This article traces the role of music in Arab public schools during Israel’s early decades, as a unique window into the dynamics of inclusion and exclusion that underline the encounter between the state and its Palestinian citizens. We interpret the case of music education in Arab schools through the lenses of a larger historical process of the “subordinate integration” of Palestinians into the Israeli polity. In addition to reviewing the emergence of formal music education for the separate Arab school system, we analyze state-sponsored songbooks produced in the 1960s, discussing editorial motivation and the musical practices reflected and inscribed therein. We then focus on the role of a well-known Independence Day song, exploring both its emergence and early reception, and its persistent function as a lieu de mémoire, representing the larger trauma of forced spectacle of loyalty for an entire generation of Palestinian citizens of Israel schooled during those years.
- settler colonialism
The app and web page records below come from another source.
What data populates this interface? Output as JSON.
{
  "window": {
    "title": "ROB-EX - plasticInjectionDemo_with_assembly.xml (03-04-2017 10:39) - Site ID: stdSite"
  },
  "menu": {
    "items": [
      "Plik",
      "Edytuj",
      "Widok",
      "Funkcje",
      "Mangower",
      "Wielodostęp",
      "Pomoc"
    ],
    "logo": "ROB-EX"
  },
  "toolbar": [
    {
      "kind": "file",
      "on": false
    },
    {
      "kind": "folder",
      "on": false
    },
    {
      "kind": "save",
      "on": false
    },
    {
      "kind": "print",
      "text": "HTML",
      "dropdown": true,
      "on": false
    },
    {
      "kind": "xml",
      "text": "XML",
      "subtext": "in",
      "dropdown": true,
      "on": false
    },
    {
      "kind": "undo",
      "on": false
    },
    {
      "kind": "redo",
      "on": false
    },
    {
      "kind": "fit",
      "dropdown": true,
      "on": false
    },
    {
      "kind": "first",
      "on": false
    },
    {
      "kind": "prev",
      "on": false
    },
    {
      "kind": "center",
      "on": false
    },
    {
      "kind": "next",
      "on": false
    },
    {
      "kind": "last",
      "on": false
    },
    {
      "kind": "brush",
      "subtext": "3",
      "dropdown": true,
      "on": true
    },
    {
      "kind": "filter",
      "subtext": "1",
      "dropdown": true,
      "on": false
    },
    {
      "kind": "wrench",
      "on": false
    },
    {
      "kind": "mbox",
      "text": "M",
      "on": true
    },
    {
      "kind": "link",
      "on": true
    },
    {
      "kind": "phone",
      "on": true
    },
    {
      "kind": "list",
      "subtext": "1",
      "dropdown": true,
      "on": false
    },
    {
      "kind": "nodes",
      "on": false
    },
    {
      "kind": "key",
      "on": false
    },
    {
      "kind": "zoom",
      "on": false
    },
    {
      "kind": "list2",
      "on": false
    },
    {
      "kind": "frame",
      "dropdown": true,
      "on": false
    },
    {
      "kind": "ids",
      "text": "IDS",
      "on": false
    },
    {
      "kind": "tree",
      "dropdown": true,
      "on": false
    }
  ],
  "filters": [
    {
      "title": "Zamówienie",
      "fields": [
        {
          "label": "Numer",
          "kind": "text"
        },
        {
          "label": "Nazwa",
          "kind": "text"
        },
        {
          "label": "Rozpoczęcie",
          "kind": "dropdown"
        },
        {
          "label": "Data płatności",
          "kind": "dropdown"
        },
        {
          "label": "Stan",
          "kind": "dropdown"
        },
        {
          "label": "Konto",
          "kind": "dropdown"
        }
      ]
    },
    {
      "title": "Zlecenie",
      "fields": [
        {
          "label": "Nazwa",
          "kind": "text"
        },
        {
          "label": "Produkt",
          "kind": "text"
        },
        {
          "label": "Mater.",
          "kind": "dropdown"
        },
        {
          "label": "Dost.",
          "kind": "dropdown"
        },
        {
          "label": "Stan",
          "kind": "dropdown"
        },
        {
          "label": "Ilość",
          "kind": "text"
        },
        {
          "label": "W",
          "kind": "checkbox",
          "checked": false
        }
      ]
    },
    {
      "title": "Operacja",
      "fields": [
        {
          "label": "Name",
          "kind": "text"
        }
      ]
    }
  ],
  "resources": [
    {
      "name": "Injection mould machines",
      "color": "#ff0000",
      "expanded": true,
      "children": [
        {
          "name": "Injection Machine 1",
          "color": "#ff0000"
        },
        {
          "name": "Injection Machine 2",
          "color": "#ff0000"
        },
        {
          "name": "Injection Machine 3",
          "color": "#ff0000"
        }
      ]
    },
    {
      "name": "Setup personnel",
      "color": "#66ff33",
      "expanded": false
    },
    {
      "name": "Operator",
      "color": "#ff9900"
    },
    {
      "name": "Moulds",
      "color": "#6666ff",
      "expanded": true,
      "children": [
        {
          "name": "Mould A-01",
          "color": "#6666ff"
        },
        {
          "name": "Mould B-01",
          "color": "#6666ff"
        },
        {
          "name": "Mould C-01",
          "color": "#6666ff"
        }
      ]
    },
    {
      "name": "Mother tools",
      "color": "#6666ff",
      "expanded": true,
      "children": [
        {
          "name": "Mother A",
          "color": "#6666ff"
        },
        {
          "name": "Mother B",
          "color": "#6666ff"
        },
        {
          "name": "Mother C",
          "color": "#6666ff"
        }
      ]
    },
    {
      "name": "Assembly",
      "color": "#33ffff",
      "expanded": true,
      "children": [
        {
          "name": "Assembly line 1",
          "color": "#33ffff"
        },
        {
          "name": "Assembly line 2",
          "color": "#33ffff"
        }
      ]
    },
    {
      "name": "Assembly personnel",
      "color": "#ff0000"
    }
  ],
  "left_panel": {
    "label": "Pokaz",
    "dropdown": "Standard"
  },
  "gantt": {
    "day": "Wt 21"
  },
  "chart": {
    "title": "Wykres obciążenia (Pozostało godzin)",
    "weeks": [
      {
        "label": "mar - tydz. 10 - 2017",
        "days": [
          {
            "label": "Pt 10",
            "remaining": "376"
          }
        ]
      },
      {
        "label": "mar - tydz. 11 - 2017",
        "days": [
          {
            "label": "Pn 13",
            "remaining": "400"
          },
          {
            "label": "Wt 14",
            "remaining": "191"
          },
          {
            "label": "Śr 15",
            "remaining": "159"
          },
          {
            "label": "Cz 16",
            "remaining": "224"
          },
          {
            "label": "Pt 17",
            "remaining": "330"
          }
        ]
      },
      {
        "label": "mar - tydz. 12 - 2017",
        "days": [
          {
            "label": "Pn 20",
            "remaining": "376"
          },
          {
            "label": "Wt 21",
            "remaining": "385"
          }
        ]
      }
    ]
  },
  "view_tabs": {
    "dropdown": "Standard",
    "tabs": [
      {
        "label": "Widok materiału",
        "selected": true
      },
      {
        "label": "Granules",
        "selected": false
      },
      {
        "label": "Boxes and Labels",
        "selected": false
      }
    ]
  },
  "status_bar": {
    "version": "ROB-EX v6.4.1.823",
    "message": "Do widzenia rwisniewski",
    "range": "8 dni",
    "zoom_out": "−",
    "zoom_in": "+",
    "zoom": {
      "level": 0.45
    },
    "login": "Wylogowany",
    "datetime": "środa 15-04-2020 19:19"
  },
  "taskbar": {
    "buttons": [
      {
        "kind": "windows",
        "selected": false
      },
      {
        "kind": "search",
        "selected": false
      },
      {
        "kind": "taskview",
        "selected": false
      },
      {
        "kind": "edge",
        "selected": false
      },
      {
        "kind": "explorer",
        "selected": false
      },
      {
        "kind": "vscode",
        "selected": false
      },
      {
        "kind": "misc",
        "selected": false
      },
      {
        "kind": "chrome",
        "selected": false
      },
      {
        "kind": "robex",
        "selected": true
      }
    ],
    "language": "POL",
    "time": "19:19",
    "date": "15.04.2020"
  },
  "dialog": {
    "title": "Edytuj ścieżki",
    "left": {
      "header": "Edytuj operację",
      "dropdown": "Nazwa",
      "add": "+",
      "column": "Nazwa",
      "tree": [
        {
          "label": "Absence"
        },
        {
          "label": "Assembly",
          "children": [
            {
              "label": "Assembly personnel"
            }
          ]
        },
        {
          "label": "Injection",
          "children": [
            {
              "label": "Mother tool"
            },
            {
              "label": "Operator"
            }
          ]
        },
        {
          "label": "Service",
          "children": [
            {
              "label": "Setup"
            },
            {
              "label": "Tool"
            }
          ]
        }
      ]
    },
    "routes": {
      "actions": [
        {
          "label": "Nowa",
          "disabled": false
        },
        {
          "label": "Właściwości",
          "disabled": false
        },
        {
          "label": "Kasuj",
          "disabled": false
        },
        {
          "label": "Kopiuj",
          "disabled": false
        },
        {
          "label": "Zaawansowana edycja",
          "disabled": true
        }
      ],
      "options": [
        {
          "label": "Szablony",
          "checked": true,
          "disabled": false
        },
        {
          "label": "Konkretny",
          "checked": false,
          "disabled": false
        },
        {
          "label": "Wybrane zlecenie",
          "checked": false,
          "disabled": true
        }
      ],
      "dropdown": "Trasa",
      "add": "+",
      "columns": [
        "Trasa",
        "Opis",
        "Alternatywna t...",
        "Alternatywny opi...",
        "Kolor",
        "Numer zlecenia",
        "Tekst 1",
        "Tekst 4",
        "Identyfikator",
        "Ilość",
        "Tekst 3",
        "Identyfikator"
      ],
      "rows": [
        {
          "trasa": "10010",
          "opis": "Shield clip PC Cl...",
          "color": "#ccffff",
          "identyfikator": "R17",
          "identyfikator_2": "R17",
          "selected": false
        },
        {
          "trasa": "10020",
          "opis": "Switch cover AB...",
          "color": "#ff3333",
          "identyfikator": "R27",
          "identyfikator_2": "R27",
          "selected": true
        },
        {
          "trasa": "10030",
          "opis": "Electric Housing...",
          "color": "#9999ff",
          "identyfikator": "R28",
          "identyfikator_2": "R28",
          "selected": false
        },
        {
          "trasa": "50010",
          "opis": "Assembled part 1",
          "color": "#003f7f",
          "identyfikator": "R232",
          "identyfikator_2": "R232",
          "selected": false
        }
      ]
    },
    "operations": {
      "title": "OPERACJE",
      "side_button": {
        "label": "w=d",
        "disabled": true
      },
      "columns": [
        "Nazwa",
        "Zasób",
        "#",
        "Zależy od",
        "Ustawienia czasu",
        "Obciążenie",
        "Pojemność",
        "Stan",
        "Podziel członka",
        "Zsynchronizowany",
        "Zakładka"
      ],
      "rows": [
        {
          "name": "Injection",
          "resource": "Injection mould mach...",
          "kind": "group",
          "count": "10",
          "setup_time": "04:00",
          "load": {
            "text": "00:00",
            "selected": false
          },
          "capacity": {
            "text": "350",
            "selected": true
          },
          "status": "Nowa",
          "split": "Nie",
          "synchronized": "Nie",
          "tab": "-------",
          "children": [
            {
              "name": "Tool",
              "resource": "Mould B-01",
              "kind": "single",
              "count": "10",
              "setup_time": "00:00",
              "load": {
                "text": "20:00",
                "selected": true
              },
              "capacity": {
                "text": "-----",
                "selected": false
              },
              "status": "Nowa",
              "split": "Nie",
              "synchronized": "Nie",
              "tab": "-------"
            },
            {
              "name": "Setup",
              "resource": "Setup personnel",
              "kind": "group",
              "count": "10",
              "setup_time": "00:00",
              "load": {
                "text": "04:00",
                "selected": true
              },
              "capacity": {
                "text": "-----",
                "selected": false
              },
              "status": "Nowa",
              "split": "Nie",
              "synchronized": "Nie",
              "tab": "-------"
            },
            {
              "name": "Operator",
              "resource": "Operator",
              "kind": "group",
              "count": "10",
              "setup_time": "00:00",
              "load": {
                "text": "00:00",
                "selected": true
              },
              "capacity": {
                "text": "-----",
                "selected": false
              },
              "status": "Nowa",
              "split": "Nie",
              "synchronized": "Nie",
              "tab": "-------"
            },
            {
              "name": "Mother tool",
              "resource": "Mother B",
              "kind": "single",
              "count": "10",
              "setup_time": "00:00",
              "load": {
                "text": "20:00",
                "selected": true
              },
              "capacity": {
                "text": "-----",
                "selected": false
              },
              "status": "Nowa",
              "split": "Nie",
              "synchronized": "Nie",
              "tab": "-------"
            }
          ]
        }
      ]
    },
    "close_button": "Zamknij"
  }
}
ASJC Scopus subject areas
- Cultural Studies
- Sociology and Political Science